4. The Undertones, “Teenage Kicks” (1978) (John Peel really should have calmed down about this song. It's not that special.)

Re: Bracketology: Week 16

61 - I love all these songs. That being said...
1)"My Girl" - This song is too pretty and perfect to pass up. From the opening guitar arpeggios to the closing string swirls, it is a wonderfully orchestrated song that perfectly complements the sweet vocals and lyrics.
2) "Hey Jude" - a classic, of course, but the end might be said to go on a bit too long. I'm nitpicking of course. The song's build up and inspirational lyrics do make it stand out as an all time great.
3) "Blitzkrieg Bop" - a song that has invaded even the most casual listener's musical lexicon, even if they don't know it. Great energy.
4) "Heart of Glass" - I love this song and in any other category, it may have had a shot.

1) "Billie Jean" - the greatest song of the 80s hands down. No one has produced a rhythm track quite like this one since then.
2) "My Name Is" - Eminem has said some pretty awful things, and some of them were in this song. But his delivery and wordplay are enough to overcome any disagreements I may have with his content. This song is still brilliant, even with all we know about Em.
3) "Ghost Town" - Yes, it is slow and depressing, but that is what it's supposed to be. Again, a wonderful marriage of words and music.
4) "Beat It" - I know about this song's historical importance, but it just gets tired and pedantic to me. I still enjoy listening to it once in a while, but not as much as I used to.

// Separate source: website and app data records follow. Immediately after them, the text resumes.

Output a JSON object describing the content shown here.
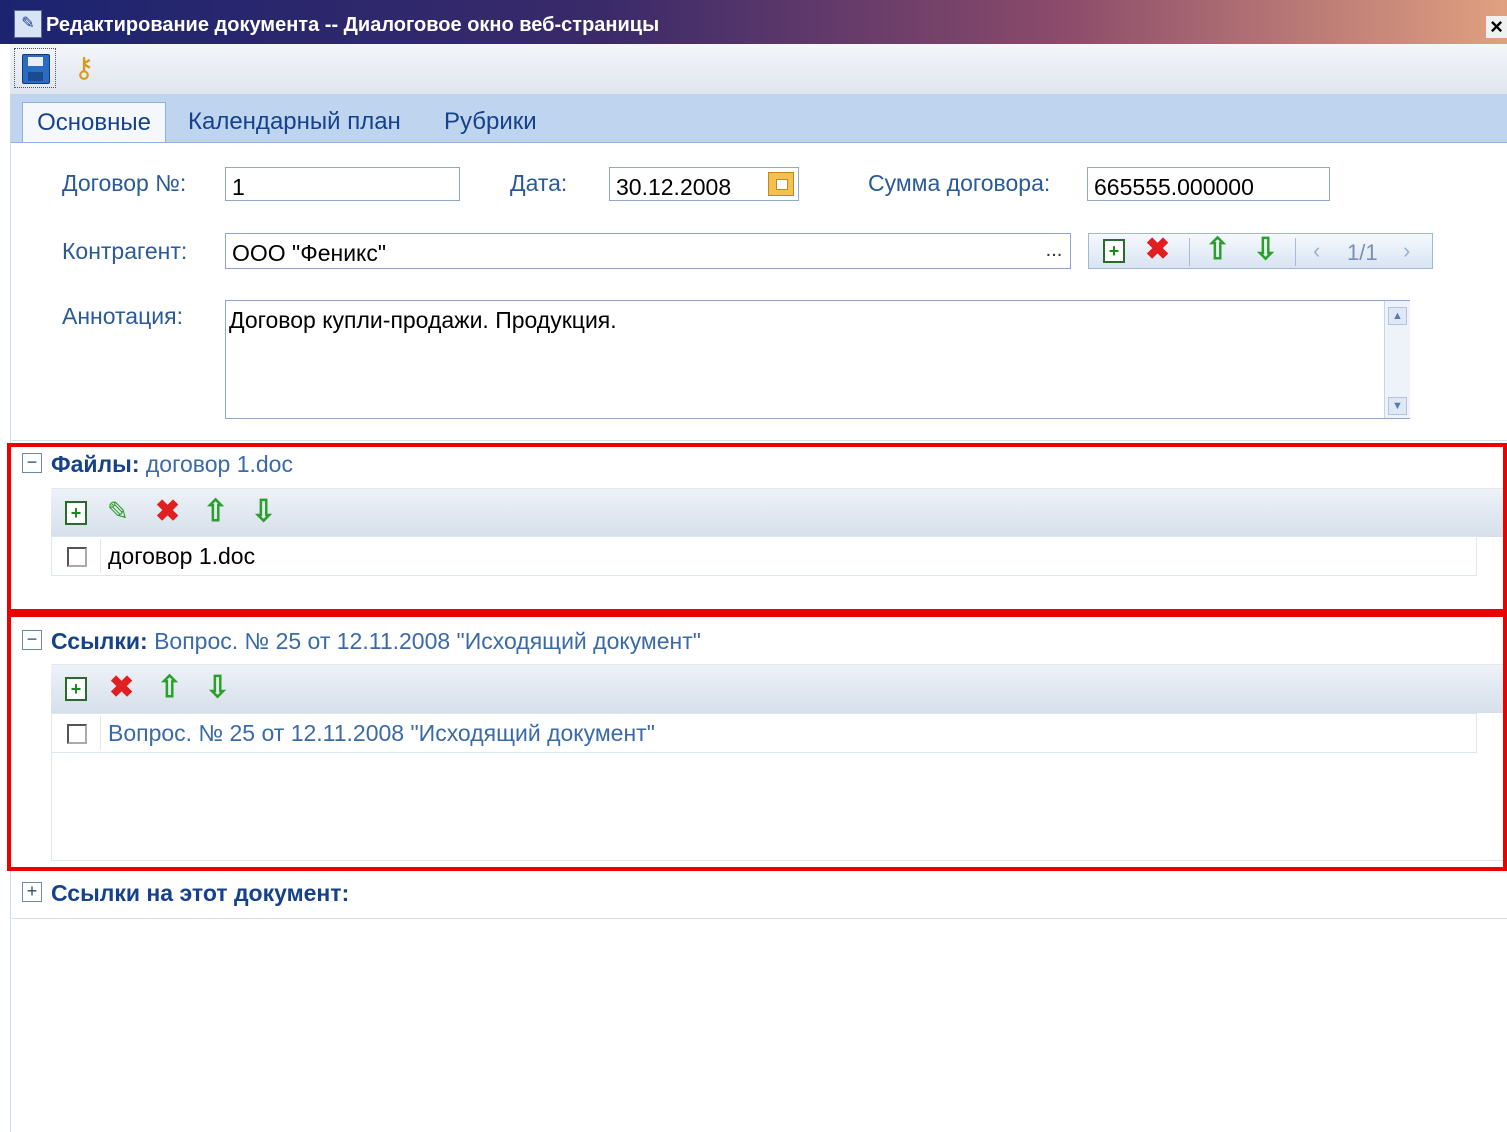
{
  "window": {
    "title": "Редактирование документа -- Диалоговое окно веб-страницы",
    "close_glyph": "×"
  },
  "toolbar": {
    "save_icon": "save-icon",
    "properties_icon": "key-icon"
  },
  "tabs": [
    {
      "label": "Основные",
      "active": true
    },
    {
      "label": "Календарный план",
      "active": false
    },
    {
      "label": "Рубрики",
      "active": false
    }
  ],
  "form": {
    "contract_no": {
      "label": "Договор №:",
      "value": "1"
    },
    "date": {
      "label": "Дата:",
      "value": "30.12.2008"
    },
    "sum": {
      "label": "Сумма договора:",
      "value": "665555.000000"
    },
    "counterparty": {
      "label": "Контрагент:",
      "value": "ООО \"Феникс\"",
      "browse": "..."
    },
    "pager": {
      "text": "1/1",
      "prev": "‹",
      "next": "›"
    },
    "annotation": {
      "label": "Аннотация:",
      "value": "Договор купли-продажи. Продукция."
    }
  },
  "files": {
    "title": "Файлы:",
    "summary": "договор 1.doc",
    "toggle": "−",
    "items": [
      {
        "name": "договор 1.doc"
      }
    ]
  },
  "links": {
    "title": "Ссылки:",
    "summary": "Вопрос. № 25 от 12.11.2008 \"Исходящий документ\"",
    "toggle": "−",
    "items": [
      {
        "name": "Вопрос. № 25 от 12.11.2008 \"Исходящий документ\""
      }
    ]
  },
  "backlinks": {
    "title": "Ссылки на этот документ:",
    "toggle": "+"
  },
  "colors": {
    "highlight": "#ee0000",
    "link_text": "#3a6aa8",
    "heading_text": "#15428b"
  }
}
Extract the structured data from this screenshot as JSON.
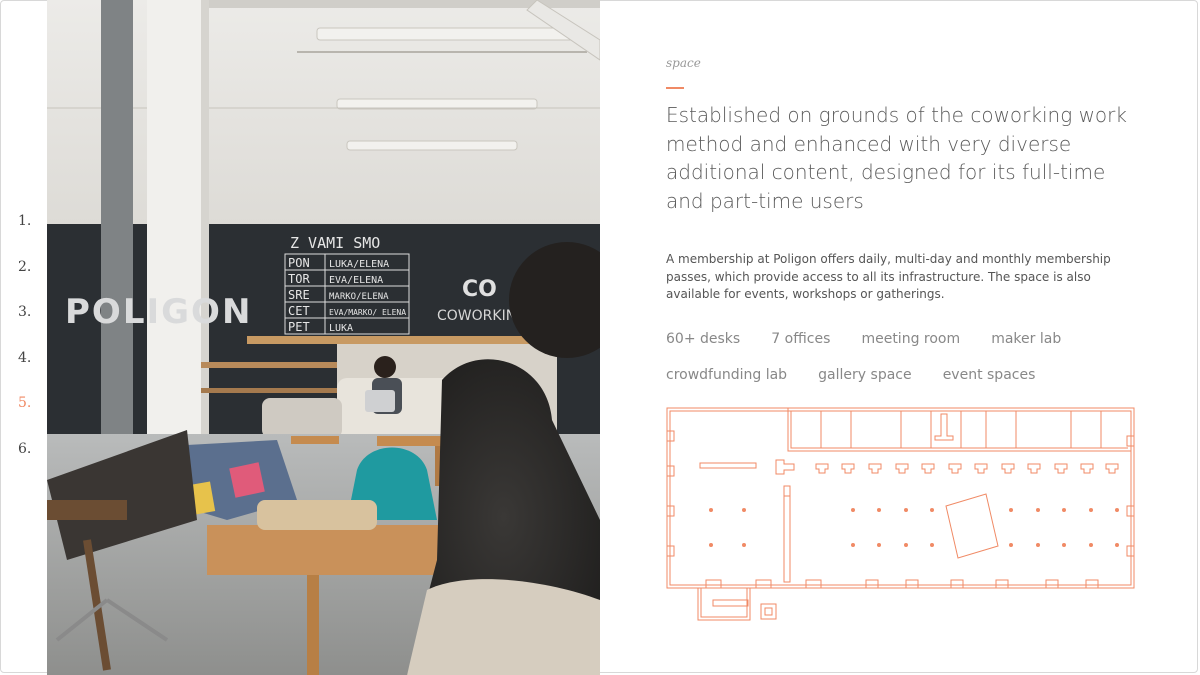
{
  "pagination": {
    "items": [
      {
        "label": "1."
      },
      {
        "label": "2."
      },
      {
        "label": "3."
      },
      {
        "label": "4."
      },
      {
        "label": "5."
      },
      {
        "label": "6."
      }
    ],
    "active_index": 4
  },
  "photo": {
    "chalkboard_lines": [
      "Z VAMI SMO",
      "PON",
      "LUKA/ELENA",
      "TOR",
      "EVA/ELENA",
      "SRE",
      "MARKO/ELENA",
      "CET",
      "EVA/MARKO/ ELENA",
      "PET",
      "LUKA"
    ],
    "wall_logo": "POLIGON",
    "sign_co": "CO",
    "sign_working": "COWORKING"
  },
  "section": {
    "eyebrow": "space",
    "headline": "Established on grounds of the coworking work method and enhanced with very diverse additional content, designed for its full-time and part-time users",
    "description": "A membership at Poligon offers daily, multi-day and monthly membership passes, which provide access to all its infrastructure. The space is also available for events, workshops or gatherings.",
    "tags": [
      "60+ desks",
      "7 offices",
      "meeting room",
      "maker lab",
      "crowdfunding lab",
      "gallery space",
      "event spaces"
    ]
  },
  "colors": {
    "accent": "#f08a65",
    "text": "#5a5a5a",
    "muted": "#888888",
    "chalkboard": "#2b2f33"
  }
}
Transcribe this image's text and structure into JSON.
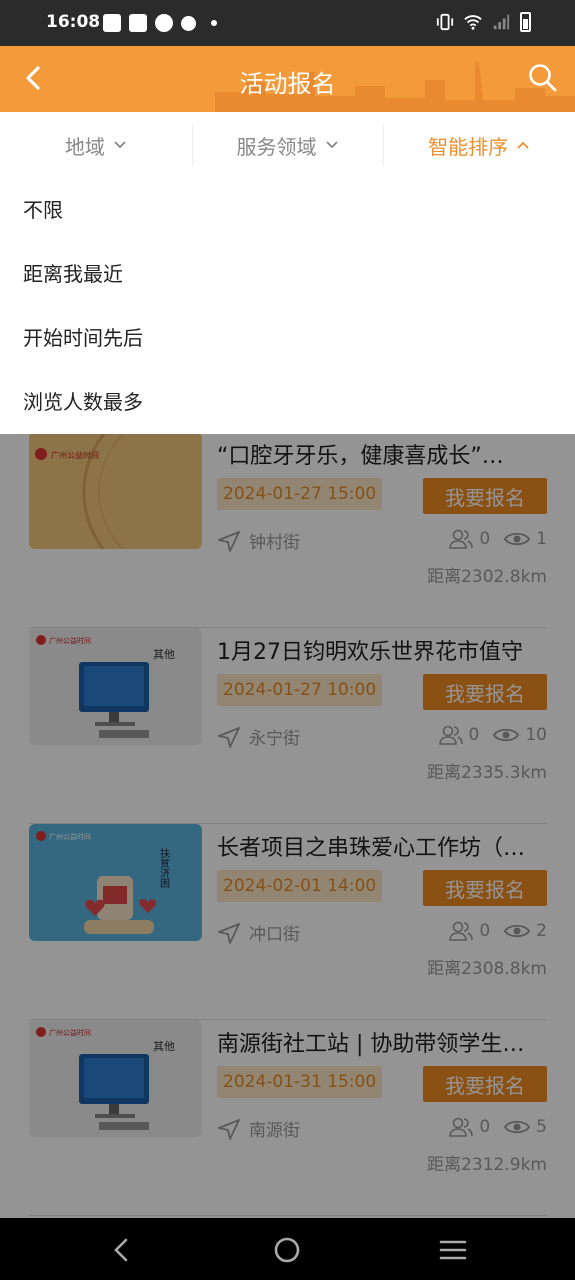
{
  "status_bar": {
    "time": "16:08",
    "icons": [
      "mail-icon",
      "mail-icon",
      "check-circle-icon",
      "shield-x-icon",
      "dot-icon",
      "vibrate-icon",
      "wifi-icon",
      "signal-icon",
      "battery-icon"
    ]
  },
  "header": {
    "title": "活动报名",
    "back_icon": "chevron-left-icon",
    "search_icon": "search-icon",
    "color": "#f39a3a"
  },
  "filters": {
    "tabs": [
      {
        "label": "地域",
        "active": false
      },
      {
        "label": "服务领域",
        "active": false
      },
      {
        "label": "智能排序",
        "active": true
      }
    ],
    "active_color": "#ef8f2d"
  },
  "sort_options": [
    "不限",
    "距离我最近",
    "开始时间先后",
    "浏览人数最多"
  ],
  "activities": [
    {
      "title": "“口腔牙牙乐，健康喜成长”…",
      "date": "2024-01-27 15:00",
      "button": "我要报名",
      "street": "钟村街",
      "signups": "0",
      "views": "1",
      "distance": "距离2302.8km",
      "thumb_banner": "广州公益时间"
    },
    {
      "title": "1月27日钧明欢乐世界花市值守",
      "date": "2024-01-27 10:00",
      "button": "我要报名",
      "street": "永宁街",
      "signups": "0",
      "views": "10",
      "distance": "距离2335.3km",
      "thumb_banner": "广州公益时间",
      "thumb_tag": "其他"
    },
    {
      "title": "长者项目之串珠爱心工作坊（…",
      "date": "2024-02-01 14:00",
      "button": "我要报名",
      "street": "冲口街",
      "signups": "0",
      "views": "2",
      "distance": "距离2308.8km",
      "thumb_banner": "广州公益时间",
      "thumb_tag": "扶贫济困"
    },
    {
      "title": "南源街社工站 | 协助带领学生…",
      "date": "2024-01-31 15:00",
      "button": "我要报名",
      "street": "南源街",
      "signups": "0",
      "views": "5",
      "distance": "距离2312.9km",
      "thumb_banner": "广州公益时间",
      "thumb_tag": "其他"
    }
  ],
  "nav_bar": {
    "icons": [
      "back-nav-icon",
      "home-nav-icon",
      "recents-nav-icon"
    ]
  }
}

63 - another tough category for me
1) "Loser" - I know this almost seems like sacrilege, but I think Beck hit on something special with this song. It's incredibly original and daring, and his lyrical wordplay is inventive, if somewhat cryptic.
2) "Strange Fruit" - A bold song to put out at the time, but one that needed singing. It still sends shivers for me because of that gorgeous voice.
3) "Jailhouse Rock" - a rock and roll classic.
4) "Suspicious Minds" - this is a phenomenal song. Unfortunately, it's just not as original as the other three in this category. Still a great listen, though.

1) "Sittin' on the Dock of the Bay" - It's too good. I wouldn't mind having this as my swan song. So peaceful, I can't help smiling and taking a deep breath, even just thinking about it.
2) "Teenage Kicks" - great song, great energy, great hook.
3) "La Bamba" - Valens is an underrated performer, almost because of this song's ubiquity. An important track, but not one I ever rush to put on.
4) "Eight Miles High" - I've always thought this song was terrible. The Byrds have done better and deserve better representation on a list like this one.